And giving as a family can be especially rewarding during the holiday season — when the spirit of community and generosity is in the air.
So whether giving back is already a family tradition or you want to start something new, pull your loved ones together and do something special for others — opportunities to lend a helping hand are plentiful.
Figuring it out together — deciding where to focus efforts
How do you start? Bring everyone together to brainstorm ideas — it can bring energy and excitement to your family’s giving back plans.
Be sure to give every family member an opportunity to express their ideas on:
- The value of giving back
- What they’d like to focus on
- Charitable activities they’re interested in
- Types of donations the family could make

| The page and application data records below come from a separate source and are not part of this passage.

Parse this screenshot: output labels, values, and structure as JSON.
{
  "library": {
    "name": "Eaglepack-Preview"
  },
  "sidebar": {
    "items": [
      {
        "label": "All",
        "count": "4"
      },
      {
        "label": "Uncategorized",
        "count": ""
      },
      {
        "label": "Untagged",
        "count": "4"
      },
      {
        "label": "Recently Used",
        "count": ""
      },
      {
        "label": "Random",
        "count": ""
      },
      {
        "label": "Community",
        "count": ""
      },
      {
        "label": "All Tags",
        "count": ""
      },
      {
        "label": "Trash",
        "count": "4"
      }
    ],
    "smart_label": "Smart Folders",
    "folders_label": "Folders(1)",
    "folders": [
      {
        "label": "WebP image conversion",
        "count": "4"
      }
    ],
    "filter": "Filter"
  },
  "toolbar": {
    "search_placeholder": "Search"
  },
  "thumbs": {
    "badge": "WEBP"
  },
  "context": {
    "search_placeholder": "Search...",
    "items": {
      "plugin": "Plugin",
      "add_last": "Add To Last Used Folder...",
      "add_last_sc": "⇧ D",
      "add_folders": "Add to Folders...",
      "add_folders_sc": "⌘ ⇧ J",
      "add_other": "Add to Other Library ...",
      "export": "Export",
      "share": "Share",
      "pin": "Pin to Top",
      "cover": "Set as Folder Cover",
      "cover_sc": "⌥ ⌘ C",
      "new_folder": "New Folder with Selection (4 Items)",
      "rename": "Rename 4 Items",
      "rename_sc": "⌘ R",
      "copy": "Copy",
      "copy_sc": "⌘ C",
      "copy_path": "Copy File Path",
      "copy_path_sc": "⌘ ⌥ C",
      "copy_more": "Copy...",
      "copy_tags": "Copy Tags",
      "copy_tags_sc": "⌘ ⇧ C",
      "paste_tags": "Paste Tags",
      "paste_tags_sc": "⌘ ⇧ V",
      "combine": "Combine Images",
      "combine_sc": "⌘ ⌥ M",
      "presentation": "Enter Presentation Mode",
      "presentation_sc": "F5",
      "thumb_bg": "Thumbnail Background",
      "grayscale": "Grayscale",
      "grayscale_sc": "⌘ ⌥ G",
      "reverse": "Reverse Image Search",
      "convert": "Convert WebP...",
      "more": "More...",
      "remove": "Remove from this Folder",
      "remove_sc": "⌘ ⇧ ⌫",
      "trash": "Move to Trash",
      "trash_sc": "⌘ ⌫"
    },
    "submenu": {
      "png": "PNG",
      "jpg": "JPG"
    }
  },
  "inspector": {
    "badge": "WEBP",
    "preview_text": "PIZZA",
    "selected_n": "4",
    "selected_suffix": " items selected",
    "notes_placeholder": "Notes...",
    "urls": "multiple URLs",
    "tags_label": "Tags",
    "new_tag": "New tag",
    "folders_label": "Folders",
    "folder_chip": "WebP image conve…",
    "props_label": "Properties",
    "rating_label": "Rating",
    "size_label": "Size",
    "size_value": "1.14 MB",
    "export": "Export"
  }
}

You can explore whether your family prefers to give back in your local community — or expand into another area within the United States, or even around the world. This discussion alone can bring a common purpose to your family’s charitable efforts.
After some conversation, you’ll hopefully decide how your family will go about giving back this holiday season. Your strategy can be unique – everyone could participate in the same effort or activity. Or maybe some family members could take one approach, and others do something else.
There are many ways to give back, including:
- Giving goods or money
- Donating time and effort
- Participating in a fundraiser or charitable event
Here’s a closer look at eight ways your family could give back during the holidays:
Giving goods or money to a charity
Some options you might explore include:
1. Take the family on a special grocery shopping trip
Buying groceries is much more fun when you know the food will help someone in need. Bring the kids (and anyone else who wants to come), and make this shopping trip an event. Donate your purchases to a community food shelf or food distribution group. Many of these organizations list most-needed items online, which can give you a head start on your shopping list.
You could also create family food baskets to donate. Everyone could contribute a favorite food (non-perishable, of course) and even add in something special, like hand soap, dish towels or candles.
2. Take a “treasure hunting” trip through the house to discover items to donate
Young children can lead the way by going through their things and selecting toys, clothing, books and other items they wish to give to someone else. It’s a way to make giving back more personal and meaningful.
3. Make a list of potential gifts or contributions to charities
During the holidays, a number of charities focus on distributing gifts or food to children and families in need. Kids enjoy selecting a toy or gift for the family to purchase and donate.
4. Start a family holiday donation jar
Your kids can contribute all or part of an allowance, or could earn money to add to the jar by doing chores around the house. Parents can match the total donations they make. The family would then get together to decide how the money will be donated.
If you’re making a monetary donation, do some advance research to make sure your dollars go as far as possible.
Donating time and effort
You can also give back by donating your time and effort. Efforts can be as close as next door, or as far away as another continent. Possibilities include:
5. Helping an elderly or physically-limited neighbor with a task around the house
This could include putting up holiday lights and decorations, snow removal or helping with other household tasks. Your family could also get together and make holiday cookies or treats for neighbors.
6. Visiting a children’s hospital, assisted living facility or nursing home
These facilities often welcome and encourage visitors (be sure to check ahead of time). You can read stories, perform holiday songs or simply talk and spend time with residents. The holidays can be a difficult time for people in hospitals and care facilities. Companionship and company can be a wonderful gift.
7. Parents can join organized work groups
Activities can range from local, national and international home building and remodeling projects, to packing food and gifts for people in need. Older children are sometimes welcome to participate. Taking shifts at a charitable giving station by bell ringing is a popular activity for work groups, and some families do these types of activities together.
Giving your time and labor often builds a personal connection with the people you’re helping, which adds an extra measure of satisfaction and meaning.
Participating in a fundraiser or charitable event
Many events during and around the holidays help raise funds for charitable organizations or purposes. These include:
8. Walks, races or other fundraising events
Getting friends and relatives to back your efforts with their own donations can give your participation an even bigger impact. Several family members participating in an event can make it more enjoyable and rewarding.
A blood drive is another event you and family members age 16 and older (with parental permission) can participate in during the holidays.
Celebrating your accomplishments
Above all, celebrate what you’ve accomplished! Have a family party. Hand out awards. And get everyone’s thoughts on:
- The success of your giving back efforts
- How they felt about what they did
- Reactions from people or groups you worked with
- Ways to make your giving back efforts even better
- Ideas for next year
Your family came together to make someone else’s holiday season better. In the process, you made the season more meaningful for your family. By coming together to give back, you made everyone’s holidays a little happier.